Your objective:
When copying the data, keep every line exactly the same.

[Source data]

--------------------------------

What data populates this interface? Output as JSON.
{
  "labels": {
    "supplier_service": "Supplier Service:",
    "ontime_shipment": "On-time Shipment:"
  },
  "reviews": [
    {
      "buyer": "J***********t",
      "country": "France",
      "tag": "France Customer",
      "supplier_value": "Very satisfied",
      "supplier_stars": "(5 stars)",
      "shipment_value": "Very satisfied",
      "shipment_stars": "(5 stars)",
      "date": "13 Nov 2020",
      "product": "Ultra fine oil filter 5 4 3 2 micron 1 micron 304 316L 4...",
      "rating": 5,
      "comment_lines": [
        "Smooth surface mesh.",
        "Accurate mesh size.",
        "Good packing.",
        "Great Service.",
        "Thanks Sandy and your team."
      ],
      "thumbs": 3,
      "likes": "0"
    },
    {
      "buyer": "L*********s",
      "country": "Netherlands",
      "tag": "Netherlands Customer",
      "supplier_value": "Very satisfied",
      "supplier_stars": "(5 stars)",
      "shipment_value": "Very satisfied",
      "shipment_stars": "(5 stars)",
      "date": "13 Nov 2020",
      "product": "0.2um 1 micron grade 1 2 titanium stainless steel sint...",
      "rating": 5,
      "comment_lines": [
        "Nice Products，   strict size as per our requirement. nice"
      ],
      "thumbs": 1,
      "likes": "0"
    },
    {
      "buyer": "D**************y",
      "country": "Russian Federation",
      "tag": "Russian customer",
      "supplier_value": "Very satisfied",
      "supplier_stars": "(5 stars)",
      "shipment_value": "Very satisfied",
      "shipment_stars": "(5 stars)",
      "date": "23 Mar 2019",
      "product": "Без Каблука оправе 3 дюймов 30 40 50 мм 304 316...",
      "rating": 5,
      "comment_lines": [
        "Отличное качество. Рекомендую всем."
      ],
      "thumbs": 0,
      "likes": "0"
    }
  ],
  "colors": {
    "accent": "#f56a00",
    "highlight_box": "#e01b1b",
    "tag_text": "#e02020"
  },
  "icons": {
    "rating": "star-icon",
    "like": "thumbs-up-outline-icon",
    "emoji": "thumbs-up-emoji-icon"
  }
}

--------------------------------

Result of the task:
What data populates this interface? Output as JSON.
{
  "labels": {
    "supplier_service": "Supplier Service:",
    "ontime_shipment": "On-time Shipment:"
  },
  "reviews": [
    {
      "buyer": "J***********t",
      "country": "France",
      "tag": "France Customer",
      "supplier_value": "Very satisfied",
      "supplier_stars": "(5 stars)",
      "shipment_value": "Very satisfied",
      "shipment_stars": "(5 stars)",
      "date": "13 Nov 2020",
      "product": "Ultra fine oil filter 5 4 3 2 micron 1 micron 304 316L 4...",
      "rating": 5,
      "comment_lines": [
        "Smooth surface mesh.",
        "Accurate mesh size.",
        "Good packing.",
        "Great Service.",
        "Thanks Sandy and your team."
      ],
      "thumbs": 3,
      "likes": "0"
    },
    {
      "buyer": "L*********s",
      "country": "Netherlands",
      "tag": "Netherlands Customer",
      "supplier_value": "Very satisfied",
      "supplier_stars": "(5 stars)",
      "shipment_value": "Very satisfied",
      "shipment_stars": "(5 stars)",
      "date": "13 Nov 2020",
      "product": "0.2um 1 micron grade 1 2 titanium stainless steel sint...",
      "rating": 5,
      "comment_lines": [
        "Nice Products，   strict size as per our requirement. nice"
      ],
      "thumbs": 1,
      "likes": "0"
    },
    {
      "buyer": "D**************y",
      "country": "Russian Federation",
      "tag": "Russian customer",
      "supplier_value": "Very satisfied",
      "supplier_stars": "(5 stars)",
      "shipment_value": "Very satisfied",
      "shipment_stars": "(5 stars)",
      "date": "23 Mar 2019",
      "product": "Без Каблука оправе 3 дюймов 30 40 50 мм 304 316...",
      "rating": 5,
      "comment_lines": [
        "Отличное качество. Рекомендую всем."
      ],
      "thumbs": 0,
      "likes": "0"
    }
  ],
  "colors": {
    "accent": "#f56a00",
    "highlight_box": "#e01b1b",
    "tag_text": "#e02020"
  },
  "icons": {
    "rating": "star-icon",
    "like": "thumbs-up-outline-icon",
    "emoji": "thumbs-up-emoji-icon"
  }
}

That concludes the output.